Over past 2-3 decades, Stock Market Technical analysis has developed into a full professional career. And if one is willing to learn and master it, there are certified programs like Chartered Market Technicians or popularly known as CMT. Some traders live by it day-in-day-out, while others think that charts are nothing but randomly distributed events plotted on X-Y Axis. This post isn’t about converting non-believer into believers of Technical Analysis, but to shed some lights on an age old technical indicator that, for me, has been quite effective; and also to share a trading idea.
According to Investopedia, MACD (Moving Average Convergence Divergence), a common technical indicator, calculates the difference between an instrument’s 26-day and 12-day exponential moving averages (EMA). Of the two moving averages that make up MACD, the 12-day EMA, is obviously the faster one, while the 26-day is slower. In the calculation of their values, both moving averages use the closing prices of whatever period is measured. On the MACD chart, a nine-day EMA of MACD itself is plotted as well, and it acts as a trigger for buy and sell decisions. MACD generates a bullish signal when it moves above its own nine-day EMA, and it sends a sell sign when it moves below its nine-day EMA.
MACD is quite a popular technical indicator and is usually amongst the first set of technical indicators that one uses to begin his/ her “technical” trading. You’ll find that almost every technical trader has used it at one time or the other. Many experts change number of days in the formula, based on what suits their trading style.
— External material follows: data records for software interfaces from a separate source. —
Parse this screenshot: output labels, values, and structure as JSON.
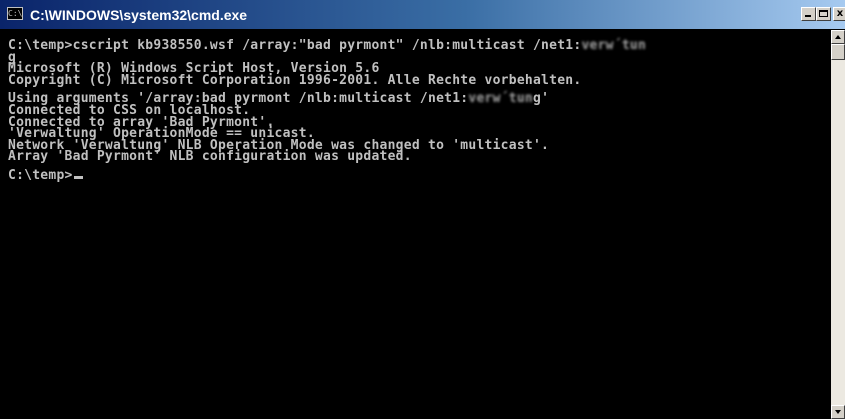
{
  "window": {
    "title": "C:\\WINDOWS\\system32\\cmd.exe",
    "icon": "cmd-console-icon",
    "icon_glyph": "C:\\",
    "minimize_label": "",
    "maximize_label": "",
    "close_label": "x"
  },
  "colors": {
    "console_background": "#000000",
    "console_text": "#c0c0c0",
    "titlebar_start": "#0a246a",
    "titlebar_end": "#a6caf0"
  },
  "console": {
    "command_prefix": "C:\\temp>cscript kb938550.wsf /array:\"bad pyrmont\" /nlb:multicast /net1:",
    "command_redacted": "verw´tun",
    "command_wrap": "g",
    "host_line1": "Microsoft (R) Windows Script Host, Version 5.6",
    "host_line2": "Copyright (C) Microsoft Corporation 1996-2001. Alle Rechte vorbehalten.",
    "args_prefix": "Using arguments '/array:bad pyrmont /nlb:multicast /net1:",
    "args_redacted": "verw´tun",
    "args_suffix": "g'",
    "output": [
      "Connected to CSS on localhost.",
      "Connected to array 'Bad Pyrmont'.",
      "'Verwaltung' OperationMode == unicast.",
      "Network 'Verwaltung' NLB Operation Mode was changed to 'multicast'.",
      "Array 'Bad Pyrmont' NLB configuration was updated."
    ],
    "prompt": "C:\\temp>"
  }
}
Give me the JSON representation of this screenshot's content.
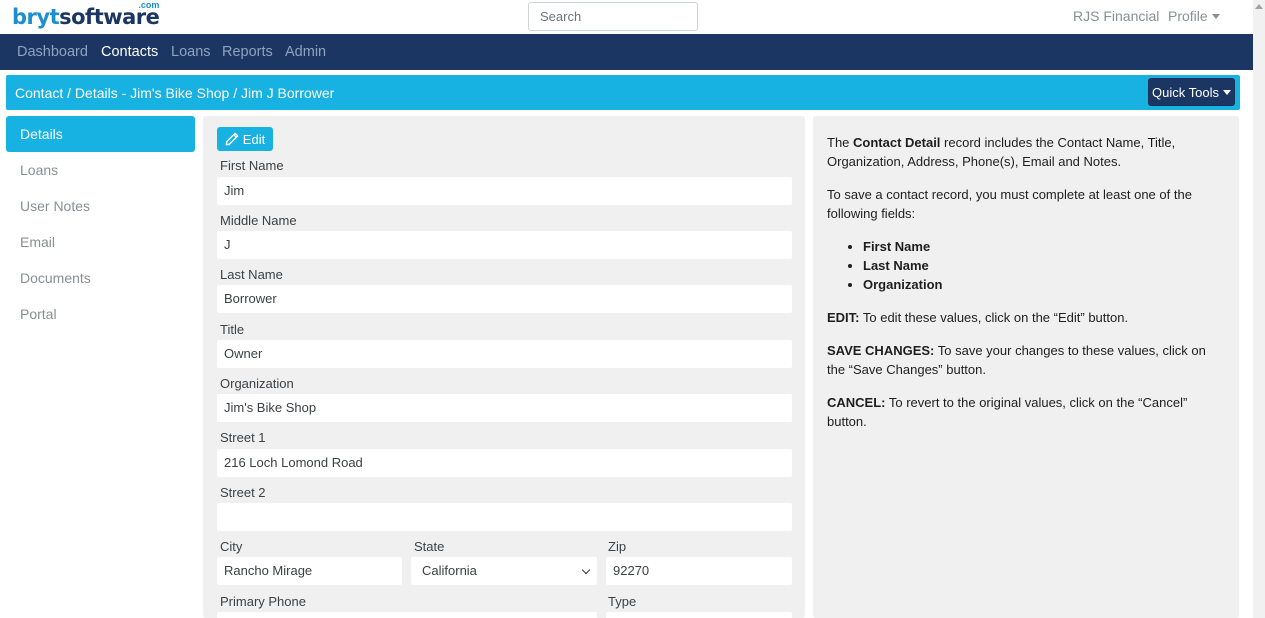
{
  "brand": {
    "part1": "bryt",
    "part2": "software",
    "suffix": ".com"
  },
  "search": {
    "placeholder": "Search"
  },
  "user": {
    "org": "RJS Financial",
    "profile_label": "Profile"
  },
  "nav": [
    {
      "label": "Dashboard"
    },
    {
      "label": "Contacts"
    },
    {
      "label": "Loans"
    },
    {
      "label": "Reports"
    },
    {
      "label": "Admin"
    }
  ],
  "page": {
    "breadcrumb": "Contact / Details - Jim's Bike Shop / Jim J Borrower",
    "quick_tools_label": "Quick Tools"
  },
  "sidebar": [
    {
      "label": "Details"
    },
    {
      "label": "Loans"
    },
    {
      "label": "User Notes"
    },
    {
      "label": "Email"
    },
    {
      "label": "Documents"
    },
    {
      "label": "Portal"
    }
  ],
  "form": {
    "edit_label": "Edit",
    "first_name": {
      "label": "First Name",
      "value": "Jim"
    },
    "middle_name": {
      "label": "Middle Name",
      "value": "J"
    },
    "last_name": {
      "label": "Last Name",
      "value": "Borrower"
    },
    "title": {
      "label": "Title",
      "value": "Owner"
    },
    "organization": {
      "label": "Organization",
      "value": "Jim's Bike Shop"
    },
    "street1": {
      "label": "Street 1",
      "value": "216 Loch Lomond Road"
    },
    "street2": {
      "label": "Street 2",
      "value": ""
    },
    "city": {
      "label": "City",
      "value": "Rancho Mirage"
    },
    "state": {
      "label": "State",
      "value": "California"
    },
    "zip": {
      "label": "Zip",
      "value": "92270"
    },
    "primary_phone": {
      "label": "Primary Phone",
      "value": ""
    },
    "type": {
      "label": "Type",
      "value": ""
    }
  },
  "help": {
    "intro_pre": "The ",
    "intro_bold": "Contact Detail",
    "intro_post": " record includes the Contact Name, Title, Organization, Address, Phone(s), Email and Notes.",
    "save_rule": "To save a contact record, you must complete at least one of the following fields:",
    "required_fields": [
      "First Name",
      "Last Name",
      "Organization"
    ],
    "edit_bold": "EDIT:",
    "edit_text": " To edit these values, click on the “Edit” button.",
    "save_bold": "SAVE CHANGES:",
    "save_text": " To save your changes to these values, click on the “Save Changes” button.",
    "cancel_bold": "CANCEL:",
    "cancel_text": " To revert to the original values, click on the “Cancel” button."
  },
  "colors": {
    "accent": "#17b1e2",
    "navy": "#1c3664",
    "panel": "#f0f0f0"
  }
}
One of the popular way of using MACD is trading with the divergences. However, according to Investopedia, the divergence trade is not very accurate – it fails more than it succeeds. I have a different perspective.
Let’s review a few examples first before we conclude anything:
Based on the parameters I use, I have traded AXP and JNJ. Both showed a slight divergence between MACD and price and together with the current market, both also pulled back delivering nice results in a short period of time. I have been testing it on other underlyings for various scenarios.
It is a simple technique that requires some observation and can reward nicely if traded well. So, though broadly divergence trading might not have been that successful, I find that that if one trades divergence in sync (or in the direction) with overall market, the chances of success are more than failure. Said differently, trade Bearish divergence for bearish day/markets and Bullish divergence for the bullish day/ markets. This gives additional lift.
Bearish Divergence for Bearish day or Bullish Divergence for a Bullish day. Keep the profit/exit targets tight and objective. Use options as opposed to buying/selling shares as Options provides some room for adjustment for what if you are wrong.
How about putting this theory/past successful trades to another real trade. Let me share a trade example where I see a bearish price/MACD divergence; this is for COSTCO. Pls see attached chart for COST and you will notice a divergence between price and MACD. COST is near 52wk high levels. I opened COS July 80puts @ 1.645. My Target is to exit at around 25% with either trailing stop or LIMIT order.
Let’s revisit this trade after a few days/weeks and see where is COST.
(Disclaimer– As mentioned above currently I own COST Puts and I may close anytime as I think necessary. As a general rule, I suggest not to invest anything above 2% in directional trades. If you choose to follow this trade, pls do your due diligence before investing even a single $$)